  • Proof of employment: You need to provide proof that you are employed such as your employers name and contact details. You also need proof that you receive the wage you say so you need some payslips to hand.
  • Financial details: You’ll need information about your finances including assets, debts, income, and liabilities. If you’re self-employed then you need to have more financial documents to hand.
  • Information on the bike: Lastly you’ll also need registration details and
    other information about the bike if you haven’t received pre-approval for the loan.

commonly asked questions

If you need to get a lower rate on your loan then you can consider using the motorbike as collateral. It means you get a lower rate but, in return, your bike may be repossessed if you fail to make payments on the loan.

Unfortunately there is no real answer to this question. There are a whole host of factors at play here. You do have some choices if you want to get an unsecured bad credit loan to buy a motorbike but you may be unable to find one you really like.

This is a question that a lot of people have when considering buying a motorbike. Really the answer depends on your own personal financial situation and how readily you feel you could repay the loan.

You may be tempted to take out a 0% interest loan but you should always compare the options you have and find the right deal. 0% interest loans also come with other nasty repayments instead including balloon payments, monthly costs and ongoing fees that just go on and on.

No, a debt agreement is not a debt consolidation loan.
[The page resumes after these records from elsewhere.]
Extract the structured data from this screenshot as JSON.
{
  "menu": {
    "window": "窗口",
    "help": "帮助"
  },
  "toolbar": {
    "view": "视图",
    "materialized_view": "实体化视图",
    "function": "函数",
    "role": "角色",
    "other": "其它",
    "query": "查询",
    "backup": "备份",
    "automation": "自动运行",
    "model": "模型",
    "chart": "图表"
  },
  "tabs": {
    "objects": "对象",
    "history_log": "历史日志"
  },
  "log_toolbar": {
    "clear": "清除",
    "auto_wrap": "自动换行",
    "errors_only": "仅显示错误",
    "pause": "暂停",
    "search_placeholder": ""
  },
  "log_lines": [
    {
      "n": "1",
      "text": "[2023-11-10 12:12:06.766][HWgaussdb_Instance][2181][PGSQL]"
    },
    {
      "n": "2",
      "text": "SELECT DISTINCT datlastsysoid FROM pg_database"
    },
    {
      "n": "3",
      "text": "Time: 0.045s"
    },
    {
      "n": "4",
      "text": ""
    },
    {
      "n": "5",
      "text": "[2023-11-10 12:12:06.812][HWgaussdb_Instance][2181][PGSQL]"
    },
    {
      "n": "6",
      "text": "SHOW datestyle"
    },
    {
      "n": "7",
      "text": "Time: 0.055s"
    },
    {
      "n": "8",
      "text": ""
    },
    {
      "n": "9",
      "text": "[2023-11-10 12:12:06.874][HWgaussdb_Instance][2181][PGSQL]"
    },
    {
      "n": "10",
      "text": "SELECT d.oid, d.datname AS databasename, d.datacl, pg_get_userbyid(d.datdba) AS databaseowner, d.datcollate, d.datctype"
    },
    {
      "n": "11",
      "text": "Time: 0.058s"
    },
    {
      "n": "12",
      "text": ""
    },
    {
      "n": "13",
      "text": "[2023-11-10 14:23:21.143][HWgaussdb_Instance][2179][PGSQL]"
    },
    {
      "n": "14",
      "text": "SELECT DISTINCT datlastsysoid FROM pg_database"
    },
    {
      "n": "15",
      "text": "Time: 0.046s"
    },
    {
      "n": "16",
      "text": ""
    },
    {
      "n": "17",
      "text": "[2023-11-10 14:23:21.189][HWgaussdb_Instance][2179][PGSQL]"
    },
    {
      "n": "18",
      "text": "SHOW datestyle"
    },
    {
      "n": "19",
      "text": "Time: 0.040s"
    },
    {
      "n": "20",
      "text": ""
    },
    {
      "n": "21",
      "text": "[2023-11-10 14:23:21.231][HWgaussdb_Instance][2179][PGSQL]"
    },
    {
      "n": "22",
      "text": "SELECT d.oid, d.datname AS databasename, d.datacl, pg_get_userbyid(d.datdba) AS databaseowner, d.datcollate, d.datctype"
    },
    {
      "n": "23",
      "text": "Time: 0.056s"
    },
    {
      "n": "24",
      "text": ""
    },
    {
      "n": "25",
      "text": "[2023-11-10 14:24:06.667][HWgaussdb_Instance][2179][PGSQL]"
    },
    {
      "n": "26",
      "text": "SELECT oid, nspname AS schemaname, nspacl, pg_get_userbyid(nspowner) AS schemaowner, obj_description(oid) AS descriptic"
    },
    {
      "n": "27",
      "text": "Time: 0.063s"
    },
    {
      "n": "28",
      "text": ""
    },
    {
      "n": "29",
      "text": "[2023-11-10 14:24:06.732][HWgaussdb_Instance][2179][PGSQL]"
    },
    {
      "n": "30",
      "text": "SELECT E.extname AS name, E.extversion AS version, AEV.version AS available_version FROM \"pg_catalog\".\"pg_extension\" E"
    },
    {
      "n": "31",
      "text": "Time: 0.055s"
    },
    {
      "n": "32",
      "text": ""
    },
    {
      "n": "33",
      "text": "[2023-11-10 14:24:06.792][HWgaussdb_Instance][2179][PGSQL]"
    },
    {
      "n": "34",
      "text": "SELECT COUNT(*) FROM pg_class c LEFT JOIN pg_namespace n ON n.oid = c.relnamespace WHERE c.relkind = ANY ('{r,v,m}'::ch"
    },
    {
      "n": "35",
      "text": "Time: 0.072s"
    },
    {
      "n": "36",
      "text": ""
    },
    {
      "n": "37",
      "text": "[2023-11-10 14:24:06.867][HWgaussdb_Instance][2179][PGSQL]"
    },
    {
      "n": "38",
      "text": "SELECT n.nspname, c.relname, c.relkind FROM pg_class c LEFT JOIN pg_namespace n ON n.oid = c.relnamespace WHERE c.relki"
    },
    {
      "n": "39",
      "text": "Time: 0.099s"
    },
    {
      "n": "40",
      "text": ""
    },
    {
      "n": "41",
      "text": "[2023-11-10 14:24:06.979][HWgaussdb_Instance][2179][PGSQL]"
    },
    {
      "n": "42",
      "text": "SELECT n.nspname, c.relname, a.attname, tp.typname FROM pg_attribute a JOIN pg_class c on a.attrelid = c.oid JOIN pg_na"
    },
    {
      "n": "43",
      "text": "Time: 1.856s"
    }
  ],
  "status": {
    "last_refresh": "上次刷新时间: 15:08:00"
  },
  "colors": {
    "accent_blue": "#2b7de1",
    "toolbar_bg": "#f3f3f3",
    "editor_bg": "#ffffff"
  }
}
A debt agreement is a form of bankruptcy and this carries with it other implications for your financial future.

This is based on the amount of debt and individual or family financial circumstances.